Biogen Announces Positive Phase 1 Results, Plan to License and Develop Ionis Pharmaceuticals’ Investigational Therapy BIIB067 for Familial ALS

On Dec. 6, Biogen Inc. announced positive Phase 1 clinical trial results and its decision to license and develop partner Ionis Pharmaceuticals’ BIIB067 (IONIS-SOD1RX). BIIB067 is an investigational therapy for treating amyotrophic lateral sclerosis (ALS) caused by superoxide dismutase 1 (SOD1) mutations, a subtype of familial ALS that makes up 2 percent of all ALS cases. The decision was based on positive results from an interim analysis of a Phase 1 clinical trial. 

It is believed that mutations in the SOD1 gene cause the SOD1 protein to adopt abnormal toxic functions, leading to neurodegeneration. In the study, which was designed to evaluate the safety, tolerability and pharmacokinetics of using BIIB067 to decrease levels of the SOD1 protein, patients who received the highest dose over three months showed significantly lower levels of SOD1 in the cerebrospinal fluid and reduced clinical decline as measured by the ALS Functional Rating Scale-Revised when compared to the placebo group. Based on these results, Biogen plans to advance BIIB067 to a pivotal clinical study; this next phase trial will gather the necessary data for requesting FDA approval. BIIB067 is the first investigational drug for this form of familial ALS to advance to a pivotal study.

As part of an agreement with Ionis, Biogen will develop and commercialize BIIB067. Biogen will be solely responsible for the costs and expenses related to the development, manufacturing and commercialization of BIIB067 following the option exercise.

Antisense oligonucleotide therapy

BIIB067 is an antisense oligonucleotide (ASO) composed of short segments of synthetic genetic material (nucleic acid) that bind to RNA. RNA is the chemical step between DNA and the protein that it manufactures. When an antisense molecule binds to the RNA, it prevents or decreases the production of this protein. BIIB067 is designed to block production of flawed SOD1 protein in people with ALS caused by defects in the SOD1 gene.

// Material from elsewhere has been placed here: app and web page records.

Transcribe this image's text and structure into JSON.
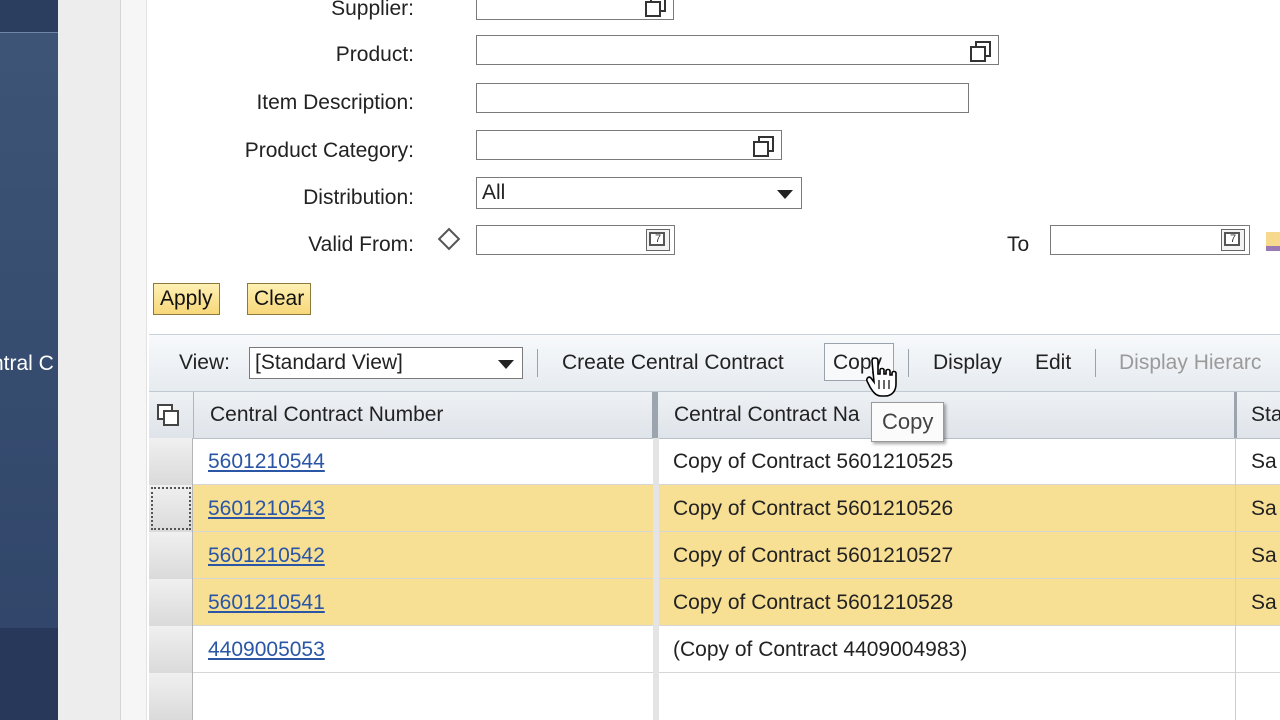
{
  "leftnav": {
    "label": "ntral C"
  },
  "form": {
    "supplier_label": "Supplier:",
    "product_label": "Product:",
    "item_description_label": "Item Description:",
    "product_category_label": "Product Category:",
    "distribution_label": "Distribution:",
    "distribution_value": "All",
    "valid_from_label": "Valid From:",
    "to_label": "To",
    "apply_label": "Apply",
    "clear_label": "Clear"
  },
  "toolbar": {
    "view_label": "View:",
    "view_value": "[Standard View]",
    "create_label": "Create Central Contract",
    "copy_label": "Copy",
    "display_label": "Display",
    "edit_label": "Edit",
    "display_hierarchy_label": "Display Hierarc"
  },
  "tooltip": {
    "text": "Copy"
  },
  "table": {
    "columns": [
      "Central Contract Number",
      "Central Contract Na",
      "Sta"
    ],
    "rows": [
      {
        "number": "5601210544",
        "name": "Copy of Contract 5601210525",
        "status": "Sa",
        "selected": false
      },
      {
        "number": "5601210543",
        "name": "Copy of Contract 5601210526",
        "status": "Sa",
        "selected": true
      },
      {
        "number": "5601210542",
        "name": "Copy of Contract 5601210527",
        "status": "Sa",
        "selected": true
      },
      {
        "number": "5601210541",
        "name": "Copy of Contract 5601210528",
        "status": "Sa",
        "selected": true
      },
      {
        "number": "4409005053",
        "name": "(Copy of Contract 4409004983)",
        "status": "",
        "selected": false
      }
    ]
  }
}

MDA-supported research leads to therapeutic progress

MDA has been involved in helping to fund the work that led to these trials. MDA granted neurologist Timothy Miller, M.D., Ph.D., at Washington University School of Medicine more than $1 million from 2007 to 2012 to conduct toxicology studies and a Phase 1 clinical trial on a first-generation ASO against SOD1, which was developed by Ionis (formerly Isis Pharmaceuticals). This work not only paved the way for Ionis to develop a second-generation ASO, which is currently being tested in Phase 1 studies, but also laid the foundation for the development of Ionis’ ASO therapy for C9ORF72 ALS, BIIB078, which is currently also being tested in a Phase 1 clinical trial.

You can learn more about the status of the BIIB067 program in Biogen’s press release.

To learn more about this trial, including site locations and complete inclusion and exclusion criteria, visit and enter NCT02623699 into the search box.